Leaving out the images, return the data below exactly as it is written.
Segment Start: Supplied material
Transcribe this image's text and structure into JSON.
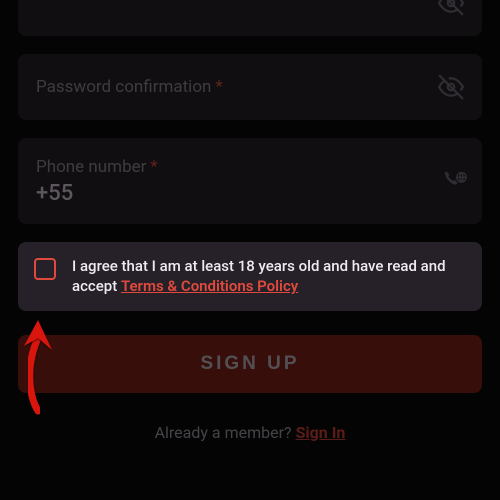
{
  "fields": {
    "password_confirm": {
      "label": "Password confirmation"
    },
    "phone": {
      "label": "Phone number",
      "value": "+55"
    }
  },
  "terms": {
    "prefix": "I agree that I am at least 18 years old and have read and accept ",
    "link": "Terms & Conditions Policy"
  },
  "signup_button": "SIGN UP",
  "already_member": {
    "prefix": "Already a member? ",
    "link": "Sign In"
  },
  "required_marker": "*"
}
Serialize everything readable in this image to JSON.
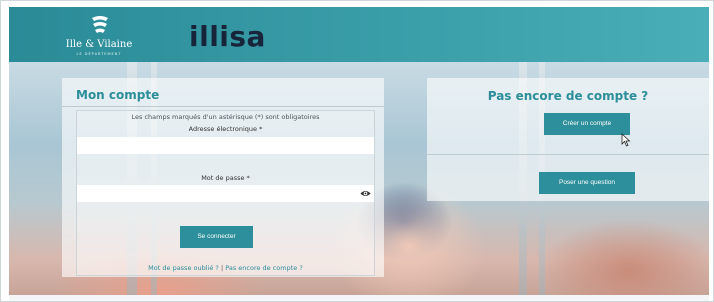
{
  "header": {
    "dept_name": "Ille & Vilaine",
    "dept_sub": "LE DÉPARTEMENT",
    "brand": "illisa"
  },
  "login": {
    "title": "Mon compte",
    "required_note": "Les champs marqués d'un astérisque (*) sont obligatoires",
    "email_label": "Adresse électronique *",
    "email_value": "",
    "password_label": "Mot de passe *",
    "password_value": "",
    "submit_label": "Se connecter",
    "forgot_link": "Mot de passe oublié ?",
    "separator": "|",
    "no_account_link": "Pas encore de compte ?"
  },
  "signup": {
    "title": "Pas encore de compte ?",
    "create_label": "Créer un compte",
    "question_label": "Poser une question"
  },
  "colors": {
    "accent": "#2c8f9b",
    "header": "#3a9ea9",
    "brand_text": "#17243a"
  },
  "icons": {
    "dept_logo": "department-emblem-icon",
    "show_password": "eye-icon",
    "pointer": "mouse-cursor-icon"
  }
}
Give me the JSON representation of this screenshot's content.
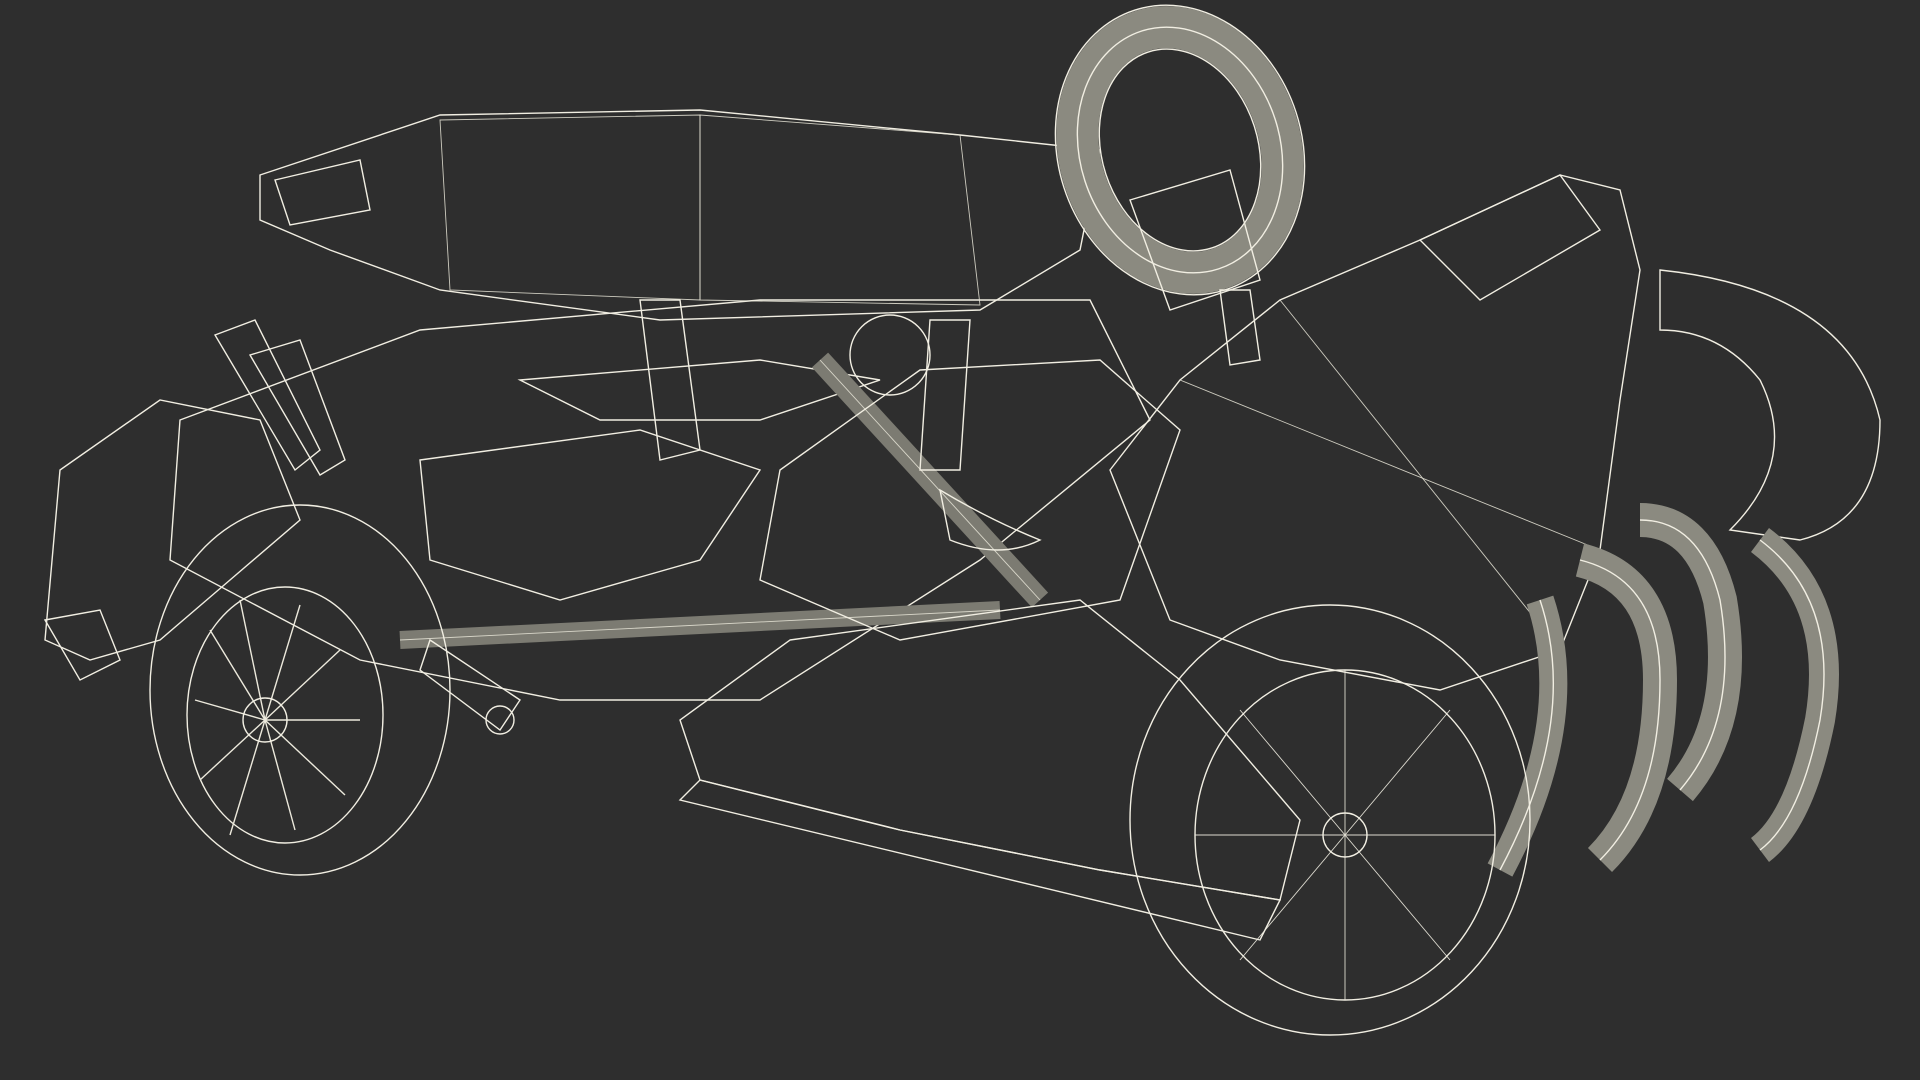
{
  "scene": {
    "subject": "go-kart-wireframe-model",
    "background_color": "#2e2e2e",
    "surface_color": "#8b8a80",
    "wire_color": "#f1eee2"
  }
}
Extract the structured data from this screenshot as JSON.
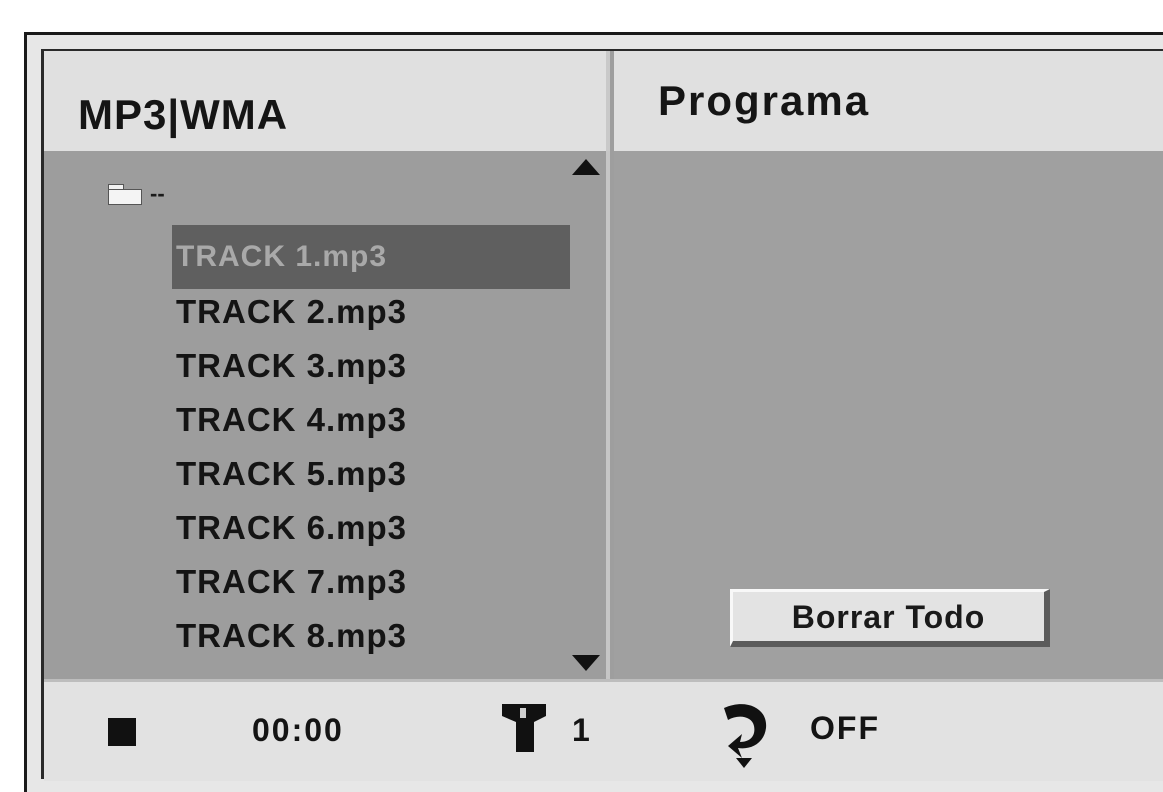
{
  "left_panel": {
    "title": "MP3|WMA",
    "folder_label": "--",
    "tracks": [
      {
        "label": "TRACK 1.mp3",
        "selected": true
      },
      {
        "label": "TRACK 2.mp3",
        "selected": false
      },
      {
        "label": "TRACK 3.mp3",
        "selected": false
      },
      {
        "label": "TRACK 4.mp3",
        "selected": false
      },
      {
        "label": "TRACK 5.mp3",
        "selected": false
      },
      {
        "label": "TRACK 6.mp3",
        "selected": false
      },
      {
        "label": "TRACK 7.mp3",
        "selected": false
      },
      {
        "label": "TRACK 8.mp3",
        "selected": false
      }
    ]
  },
  "right_panel": {
    "title": "Programa",
    "clear_all_label": "Borrar Todo"
  },
  "status": {
    "time": "00:00",
    "track_number": "1",
    "repeat": "OFF"
  },
  "icons": {
    "stop": "stop-icon",
    "folder": "folder-icon",
    "track": "track-icon",
    "repeat": "repeat-icon",
    "scroll_up": "scroll-up-arrow-icon",
    "scroll_down": "scroll-down-arrow-icon"
  },
  "colors": {
    "panel_bg": "#9e9e9e",
    "header_bg": "#e0e0e0",
    "selected_bg": "#5f5f5f",
    "text": "#141414"
  }
}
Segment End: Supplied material
The completed task:
Transcribe this image's text and structure into JSON.
{
  "fields": {
    "password_confirm": {
      "label": "Password confirmation"
    },
    "phone": {
      "label": "Phone number",
      "value": "+55"
    }
  },
  "terms": {
    "prefix": "I agree that I am at least 18 years old and have read and accept ",
    "link": "Terms & Conditions Policy"
  },
  "signup_button": "SIGN UP",
  "already_member": {
    "prefix": "Already a member? ",
    "link": "Sign In"
  },
  "required_marker": "*"
}
Serialize everything readable in this image to JSON.
{
  "header": {
    "dept_name": "Ille & Vilaine",
    "dept_sub": "LE DÉPARTEMENT",
    "brand": "illisa"
  },
  "login": {
    "title": "Mon compte",
    "required_note": "Les champs marqués d'un astérisque (*) sont obligatoires",
    "email_label": "Adresse électronique *",
    "email_value": "",
    "password_label": "Mot de passe *",
    "password_value": "",
    "submit_label": "Se connecter",
    "forgot_link": "Mot de passe oublié ?",
    "separator": "|",
    "no_account_link": "Pas encore de compte ?"
  },
  "signup": {
    "title": "Pas encore de compte ?",
    "create_label": "Créer un compte",
    "question_label": "Poser une question"
  },
  "colors": {
    "accent": "#2c8f9b",
    "header": "#3a9ea9",
    "brand_text": "#17243a"
  },
  "icons": {
    "dept_logo": "department-emblem-icon",
    "show_password": "eye-icon",
    "pointer": "mouse-cursor-icon"
  }
}
Give me the JSON representation of this screenshot's content.
{
  "scene": {
    "subject": "go-kart-wireframe-model",
    "background_color": "#2e2e2e",
    "surface_color": "#8b8a80",
    "wire_color": "#f1eee2"
  }
}
Extract the structured data from this screenshot as JSON.
{
  "left_panel": {
    "title": "MP3|WMA",
    "folder_label": "--",
    "tracks": [
      {
        "label": "TRACK 1.mp3",
        "selected": true
      },
      {
        "label": "TRACK 2.mp3",
        "selected": false
      },
      {
        "label": "TRACK 3.mp3",
        "selected": false
      },
      {
        "label": "TRACK 4.mp3",
        "selected": false
      },
      {
        "label": "TRACK 5.mp3",
        "selected": false
      },
      {
        "label": "TRACK 6.mp3",
        "selected": false
      },
      {
        "label": "TRACK 7.mp3",
        "selected": false
      },
      {
        "label": "TRACK 8.mp3",
        "selected": false
      }
    ]
  },
  "right_panel": {
    "title": "Programa",
    "clear_all_label": "Borrar Todo"
  },
  "status": {
    "time": "00:00",
    "track_number": "1",
    "repeat": "OFF"
  },
  "icons": {
    "stop": "stop-icon",
    "folder": "folder-icon",
    "track": "track-icon",
    "repeat": "repeat-icon",
    "scroll_up": "scroll-up-arrow-icon",
    "scroll_down": "scroll-down-arrow-icon"
  },
  "colors": {
    "panel_bg": "#9e9e9e",
    "header_bg": "#e0e0e0",
    "selected_bg": "#5f5f5f",
    "text": "#141414"
  }
}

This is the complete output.